An adviser for Sen. Voinovich said the matter is now in the hands of the White House.
WASHINGTON — A $14 billion emergency bailout for U.S. automakers collapsed in the Senate on Thursday night after the United Auto Workers refused to accede to Republican demands for swift wage cuts.
Senate Majority Leader Harry Reid said he was “terribly disappointed” about the demise of an emerging bipartisan deal to rescue Detroit’s Big Three.
He spoke shortly after Republicans left a closed-door meeting where they balked at giving the automakers federal aid unless their powerful union agreed to slash wages next year to bring them into line with those of Japanese carmakers.
Republican Sen. George V. Voinovich of Ohio, a strong bailout supporter, said the UAW was willing to make the cuts — but not until 2011, when its contract expires. The Detroit-based Big Three automakers each employ thousands in Ohio.
Voinovich senior adviser Chris Paulitz said the issue is now legislatively done and is in the hands of the White House. He said the failure to reach a deal has deeply disappointed the senator.
“He is terribly disappointed. He has worked for a month to come up with some sort of compromise. Now, we have to pray the White House comes up with something to keep these companies afloat,” he said.
Reid was working to set a swift test vote on the measure Thursday night, but it was just a formality. The bill was virtually certain to fail to reach the 60-vote threshold it would need to clear to advance.
Reid called the bill’s collapse “a loss for the country,” adding, “I dread looking at Wall Street tomorrow. It’s not going to be a pleasant sight.”
The implosion followed an unprecedented marathon set of talks at the Capitol among labor, the auto industry and lawmakers who bargained into the night in efforts to salvage the auto bailout at a time of soaring job losses and widespread economic turmoil.
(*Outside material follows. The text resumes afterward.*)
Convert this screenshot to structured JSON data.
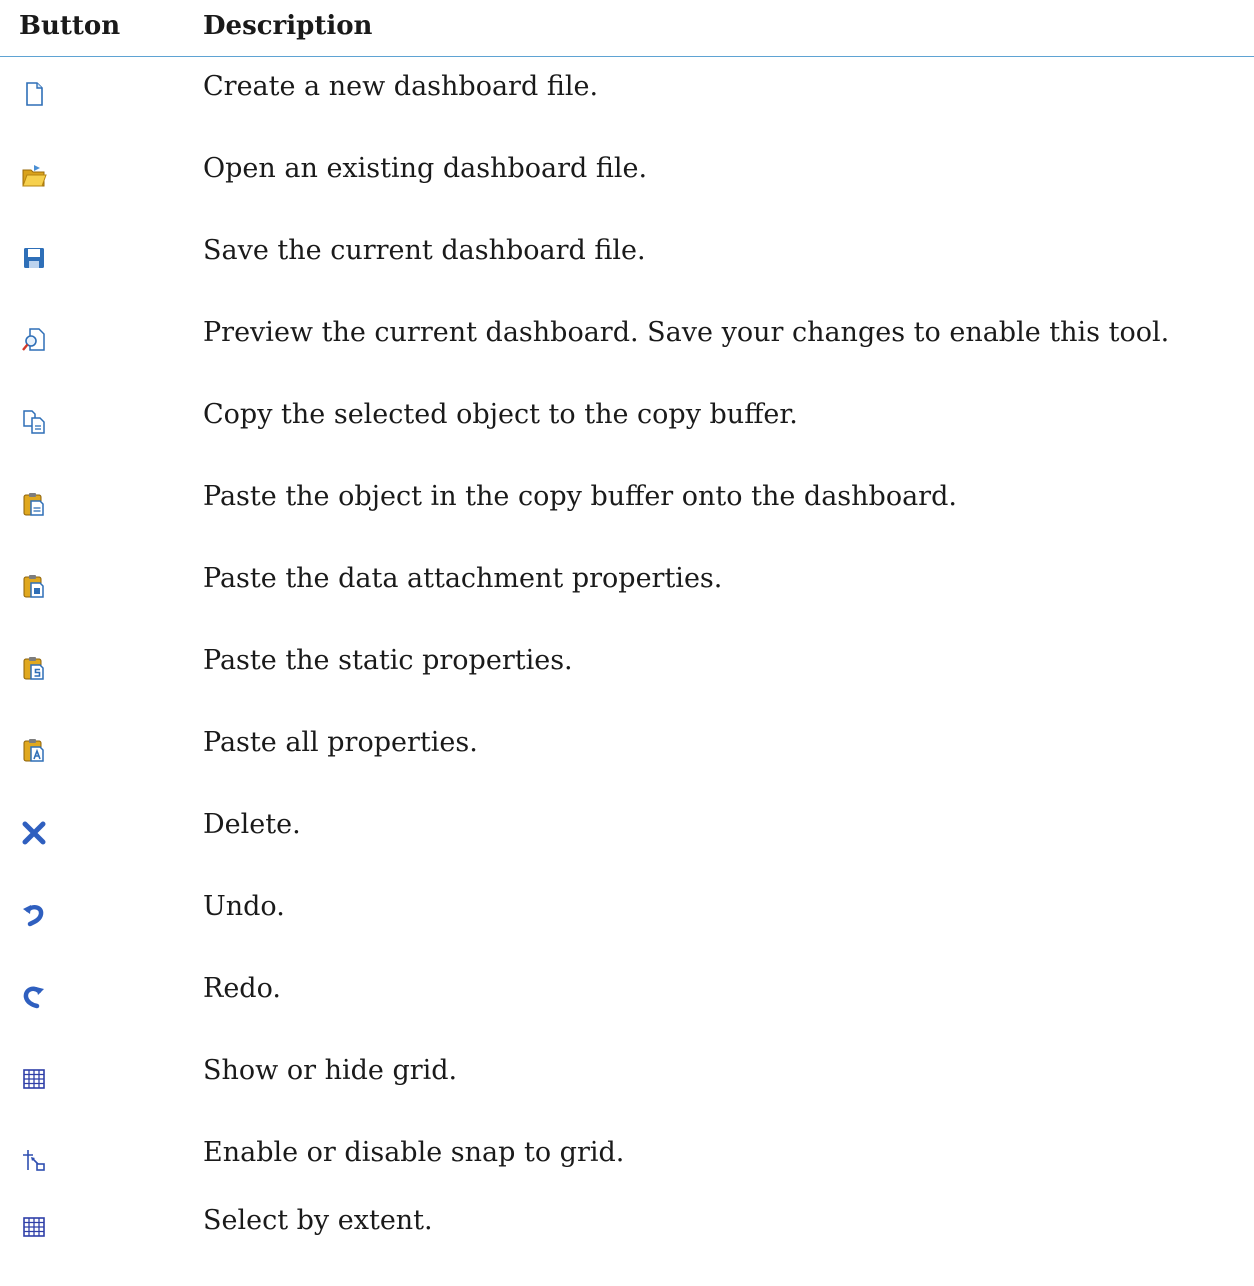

“In the midst of already deep and troubling economic times, we are about to add to that by walking away,” said Sen. Chris Dodd, D-Conn., the Banking Committee chairman who led negotiations on the package.
Sen. Bob Corker of Tennessee, the GOP point man in the talks, said the two sides had been tantalizingly close to a deal, but the UAW’s refusal to agree wage concessions by a specific date in 2009 kept them apart.